BEGIN MATERIALS PROVIDED

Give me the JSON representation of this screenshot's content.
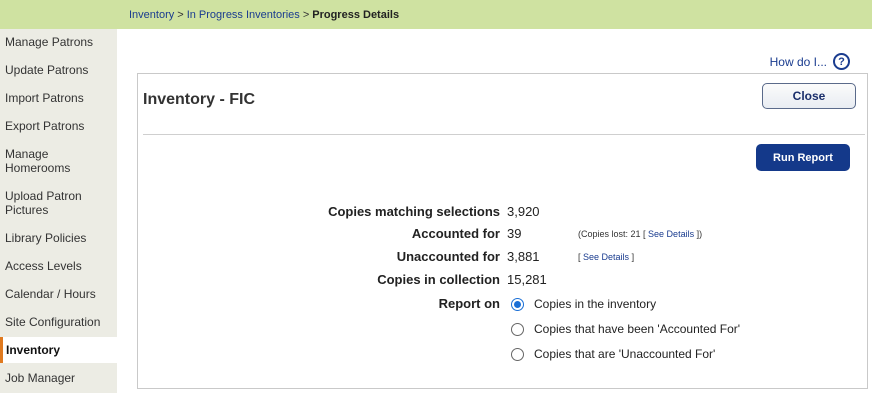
{
  "breadcrumb": {
    "items": [
      "Inventory",
      "In Progress Inventories"
    ],
    "current": "Progress Details",
    "separator": ">"
  },
  "sidebar": {
    "items": [
      {
        "label": "Manage Patrons"
      },
      {
        "label": "Update Patrons"
      },
      {
        "label": "Import Patrons"
      },
      {
        "label": "Export Patrons"
      },
      {
        "label": "Manage Homerooms"
      },
      {
        "label": "Upload Patron Pictures"
      },
      {
        "label": "Library Policies"
      },
      {
        "label": "Access Levels"
      },
      {
        "label": "Calendar / Hours"
      },
      {
        "label": "Site Configuration"
      },
      {
        "label": "Inventory"
      },
      {
        "label": "Job Manager"
      }
    ],
    "active": "Inventory"
  },
  "help": {
    "label": "How do I...",
    "icon": "question-circle-icon"
  },
  "panel": {
    "title": "Inventory - FIC",
    "close_label": "Close",
    "run_label": "Run Report"
  },
  "stats": {
    "matching_label": "Copies matching selections",
    "matching_value": "3,920",
    "accounted_label": "Accounted for",
    "accounted_value": "39",
    "accounted_note_prefix": "(Copies lost: 21 [",
    "accounted_note_link": "See Details",
    "accounted_note_suffix": "])",
    "unaccounted_label": "Unaccounted for",
    "unaccounted_value": "3,881",
    "unaccounted_note_prefix": "[",
    "unaccounted_note_link": "See Details",
    "unaccounted_note_suffix": "]",
    "collection_label": "Copies in collection",
    "collection_value": "15,281"
  },
  "report_on": {
    "label": "Report on",
    "options": [
      "Copies in the inventory",
      "Copies that have been 'Accounted For'",
      "Copies that are 'Unaccounted For'"
    ],
    "selected": "Copies in the inventory"
  },
  "colors": {
    "topbar": "#cfe2a1",
    "sidebar": "#ecece4",
    "accent": "#14398a",
    "active_marker": "#e07a1f"
  }
}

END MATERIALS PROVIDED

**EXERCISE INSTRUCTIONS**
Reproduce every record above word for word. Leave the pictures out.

**WRITTEN SOLUTION**
Give me the JSON representation of this screenshot's content.
{
  "breadcrumb": {
    "items": [
      "Inventory",
      "In Progress Inventories"
    ],
    "current": "Progress Details",
    "separator": ">"
  },
  "sidebar": {
    "items": [
      {
        "label": "Manage Patrons"
      },
      {
        "label": "Update Patrons"
      },
      {
        "label": "Import Patrons"
      },
      {
        "label": "Export Patrons"
      },
      {
        "label": "Manage Homerooms"
      },
      {
        "label": "Upload Patron Pictures"
      },
      {
        "label": "Library Policies"
      },
      {
        "label": "Access Levels"
      },
      {
        "label": "Calendar / Hours"
      },
      {
        "label": "Site Configuration"
      },
      {
        "label": "Inventory"
      },
      {
        "label": "Job Manager"
      }
    ],
    "active": "Inventory"
  },
  "help": {
    "label": "How do I...",
    "icon": "question-circle-icon"
  },
  "panel": {
    "title": "Inventory - FIC",
    "close_label": "Close",
    "run_label": "Run Report"
  },
  "stats": {
    "matching_label": "Copies matching selections",
    "matching_value": "3,920",
    "accounted_label": "Accounted for",
    "accounted_value": "39",
    "accounted_note_prefix": "(Copies lost: 21 [",
    "accounted_note_link": "See Details",
    "accounted_note_suffix": "])",
    "unaccounted_label": "Unaccounted for",
    "unaccounted_value": "3,881",
    "unaccounted_note_prefix": "[",
    "unaccounted_note_link": "See Details",
    "unaccounted_note_suffix": "]",
    "collection_label": "Copies in collection",
    "collection_value": "15,281"
  },
  "report_on": {
    "label": "Report on",
    "options": [
      "Copies in the inventory",
      "Copies that have been 'Accounted For'",
      "Copies that are 'Unaccounted For'"
    ],
    "selected": "Copies in the inventory"
  },
  "colors": {
    "topbar": "#cfe2a1",
    "sidebar": "#ecece4",
    "accent": "#14398a",
    "active_marker": "#e07a1f"
  }
}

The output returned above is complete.